I suspect that the speech bubble image is re-created manually each time he wants to use it. But none the less, the end-effect is one of consistency and personality. They always catch my eye!
This example really doesn't need much explanation. As they say, a picture paints a thousand words. Let’s first see one of their tweets without a supporting photo:
Sure, if you’re a fan of Good Morning Vietnam you’d get the reference and it may conjure up emotions and feelings that compel you to go and watch it. But with the image included, wow!
Now this might all sound incredibly basic… and it is! Including a photo with your tweets is no new, or difficult thing. As we all know though, turning these basic principles into a habit that ensures consistency across your marketing channels is the real challenge at hand.
What we can all learn and do right now to boost Twitter engagement
The general rule of thumb, I believe, is to employ a strategy of 'consistent variation' By which I mean that we should consistently mix up how we engage with our Twitter audience. I don't think it’s good enough to simply take one of the case-study approaches above and systematically follow their strategy for each and every one of your tweets. Put simply, your followers would get bored and would ultimately disengage with your brand.

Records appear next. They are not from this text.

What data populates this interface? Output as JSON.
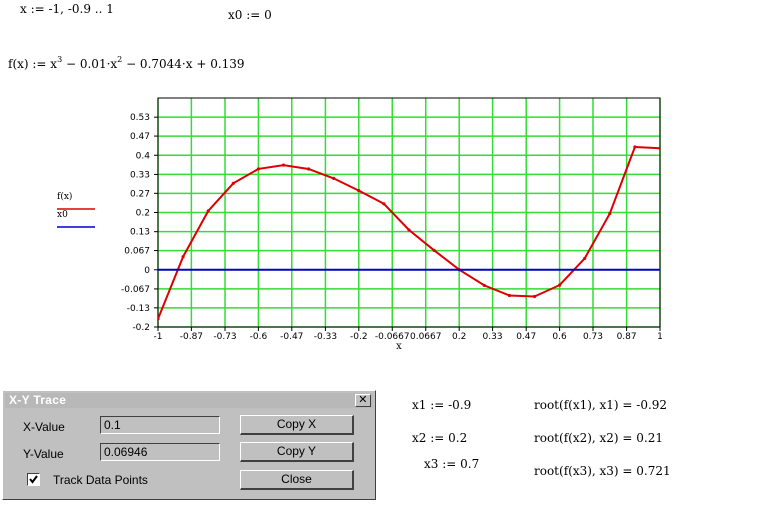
{
  "worksheet": {
    "range_def": "x := -1, -0.9 .. 1",
    "x0_def": "x0 := 0",
    "function_def": {
      "lhs": "f(x) := x",
      "exp": "3",
      "rest": " − 0.01·x",
      "exp2": "2",
      "rest2": " − 0.7044·x + 0.139"
    },
    "guesses": [
      "x1 := -0.9",
      "x2 := 0.2",
      "x3 := 0.7"
    ],
    "roots": [
      "root(f(x1), x1) = -0.92",
      "root(f(x2), x2) = 0.21",
      "root(f(x3), x3) = 0.721"
    ]
  },
  "chart_data": {
    "type": "line",
    "x_range": [
      -1,
      1
    ],
    "y_range": [
      -0.2,
      0.6
    ],
    "xlabel": "x",
    "x_ticks": [
      "-1",
      "-0.87",
      "-0.73",
      "-0.6",
      "-0.47",
      "-0.33",
      "-0.2",
      "-0.0667",
      "0.0667",
      "0.2",
      "0.33",
      "0.47",
      "0.6",
      "0.73",
      "0.87",
      "1"
    ],
    "x_tick_values": [
      -1,
      -0.867,
      -0.733,
      -0.6,
      -0.467,
      -0.333,
      -0.2,
      -0.0667,
      0.0667,
      0.2,
      0.333,
      0.467,
      0.6,
      0.733,
      0.867,
      1
    ],
    "y_ticks": [
      "0.53",
      "0.47",
      "0.4",
      "0.33",
      "0.27",
      "0.2",
      "0.13",
      "0.067",
      "0",
      "-0.067",
      "-0.13",
      "-0.2"
    ],
    "y_tick_values": [
      0.533,
      0.467,
      0.4,
      0.333,
      0.267,
      0.2,
      0.133,
      0.067,
      0,
      -0.067,
      -0.133,
      -0.2
    ],
    "grid": true,
    "grid_color": "#33dd33",
    "legend_placement": "left",
    "series": [
      {
        "name": "f(x)",
        "color": "#dd0000",
        "x": [
          -1,
          -0.9,
          -0.8,
          -0.7,
          -0.6,
          -0.5,
          -0.4,
          -0.3,
          -0.2,
          -0.1,
          0,
          0.1,
          0.2,
          0.3,
          0.4,
          0.5,
          0.6,
          0.7,
          0.8,
          0.9,
          1
        ],
        "y": [
          -0.1716,
          0.0455,
          0.2052,
          0.302,
          0.3522,
          0.3657,
          0.352,
          0.3193,
          0.2766,
          0.2303,
          0.139,
          0.0679,
          0.0001,
          -0.0548,
          -0.09,
          -0.0934,
          -0.0537,
          0.0396,
          0.1963,
          0.4289,
          0.4246
        ]
      },
      {
        "name": "x0",
        "color": "#0000cc",
        "x": [
          -1,
          1
        ],
        "y": [
          0,
          0
        ]
      }
    ]
  },
  "trace": {
    "title": "X-Y Trace",
    "x_label": "X-Value",
    "x_value": "0.1",
    "y_label": "Y-Value",
    "y_value": "0.06946",
    "copy_x": "Copy X",
    "copy_y": "Copy Y",
    "track_label": "Track Data Points",
    "track_checked": true,
    "close": "Close",
    "close_glyph": "✕"
  }
}
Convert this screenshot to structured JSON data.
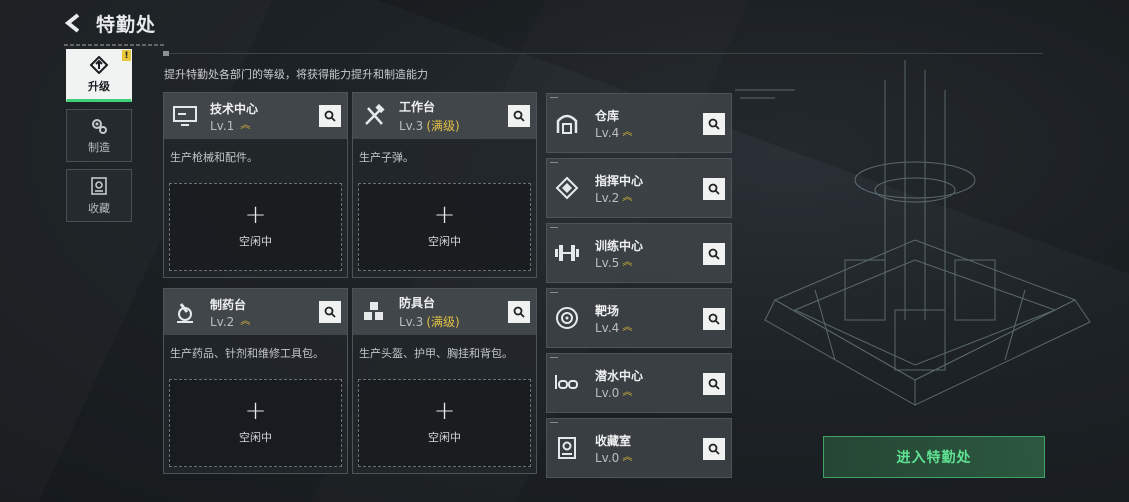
{
  "header": {
    "title": "特勤处"
  },
  "nav": {
    "items": [
      {
        "label": "升级",
        "active": true,
        "badge": "!"
      },
      {
        "label": "制造",
        "active": false
      },
      {
        "label": "收藏",
        "active": false
      }
    ]
  },
  "description": "提升特勤处各部门的等级，将获得能力提升和制造能力",
  "departments": [
    {
      "name": "技术中心",
      "level": "Lv.1",
      "maxed": "",
      "desc": "生产枪械和配件。",
      "slot": {
        "plus": "+",
        "label": "空闲中"
      }
    },
    {
      "name": "工作台",
      "level": "Lv.3",
      "maxed": "(满级)",
      "desc": "生产子弹。",
      "slot": {
        "plus": "+",
        "label": "空闲中"
      }
    },
    {
      "name": "制药台",
      "level": "Lv.2",
      "maxed": "",
      "desc": "生产药品、针剂和维修工具包。",
      "slot": {
        "plus": "+",
        "label": "空闲中"
      }
    },
    {
      "name": "防具台",
      "level": "Lv.3",
      "maxed": "(满级)",
      "desc": "生产头盔、护甲、胸挂和背包。",
      "slot": {
        "plus": "+",
        "label": "空闲中"
      }
    }
  ],
  "rooms": [
    {
      "name": "仓库",
      "level": "Lv.4",
      "icon": "warehouse-icon"
    },
    {
      "name": "指挥中心",
      "level": "Lv.2",
      "icon": "command-center-icon"
    },
    {
      "name": "训练中心",
      "level": "Lv.5",
      "icon": "dumbbell-icon"
    },
    {
      "name": "靶场",
      "level": "Lv.4",
      "icon": "target-icon"
    },
    {
      "name": "潜水中心",
      "level": "Lv.0",
      "icon": "diving-mask-icon"
    },
    {
      "name": "收藏室",
      "level": "Lv.0",
      "icon": "collection-icon"
    }
  ],
  "enter_button": "进入特勤处",
  "colors": {
    "accent_green": "#3fd17a",
    "maxed_gold": "#e2c144",
    "level_chevron": "#d6b23a"
  }
}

Instead, we should draw from the case-studies above, and mix them into our wider Twitter marketing strategy. Some tweets would include image style A, some style B, whilst some would contain no image at all.
With that said, we can all start doing the following to boost engagement right now:
- When tweeting about an article from your blog, include a Baremetrics style quote bubble, highlighting one of the take-away quotes from the article.
- Include your brand or company logo on any image you include with a tweet. This will ensure that even if the photo is detached from the tweet and shared, your brand will persist.
- Make sure that any image you include (such as a supporting photo or illustration) is relevant to both the topic of your tweet as well as your audience. This might sound obvious, but you’d be surprised how many people simply attach a photo for the sake of it, without considering whether it’s suitable.
- Don’t include a photo at all (but just some of the time - see my note above on ‘consistent variation’).
And now for the downside: Doing all, or even part of the above, can be time consuming and quite frankly, when it comes to social media marketing, it’s all about consistency (both in terms of a general marketing strategy, as well as timing / tweet scheduling).
Whenever a manual process is required, such as tailoring images, it’s very easy to forget to do it. Turning it into a habit can be near on impossible.
Using missinglettr to help you stick to a consistent marketing strategy
The analysis above, and its underlying principles and problems, is one that I have been pondering for quite a while now. Employing a social marketing strategy that makes proper use of images, always felt too disjointed and time intensive. I simply couldn't find the discipline to consistently stick to a plan.
This ‘pain’ ultimately lead us to build missinglettr, which for those that have only just discovered us helps our users create unique social marketing campaigns for their new blog posts. Campaigns are spread out over a year, helping them feel natural and non-spammy.
One task we’ve been challenging ourselves with this week is how to offer imaging options like the ones described above, but in an automatic way... without the need for any intervention from our users. What we’ve ended up with, is an extension to our platform that automatically creates images like the one below, based on your own content. In addition to these automatically generated images, we also extract any images embedded in your blog posts, so that a nice mixture of image styles can be interwoven into your wider social marketing strategy.
We’re super excited about this new feature, but that aside, I’d love to hear how you are using images within your tweets. I’ll perhaps write a follow-up article with examples and links to the best (and worst) ones shared with me :)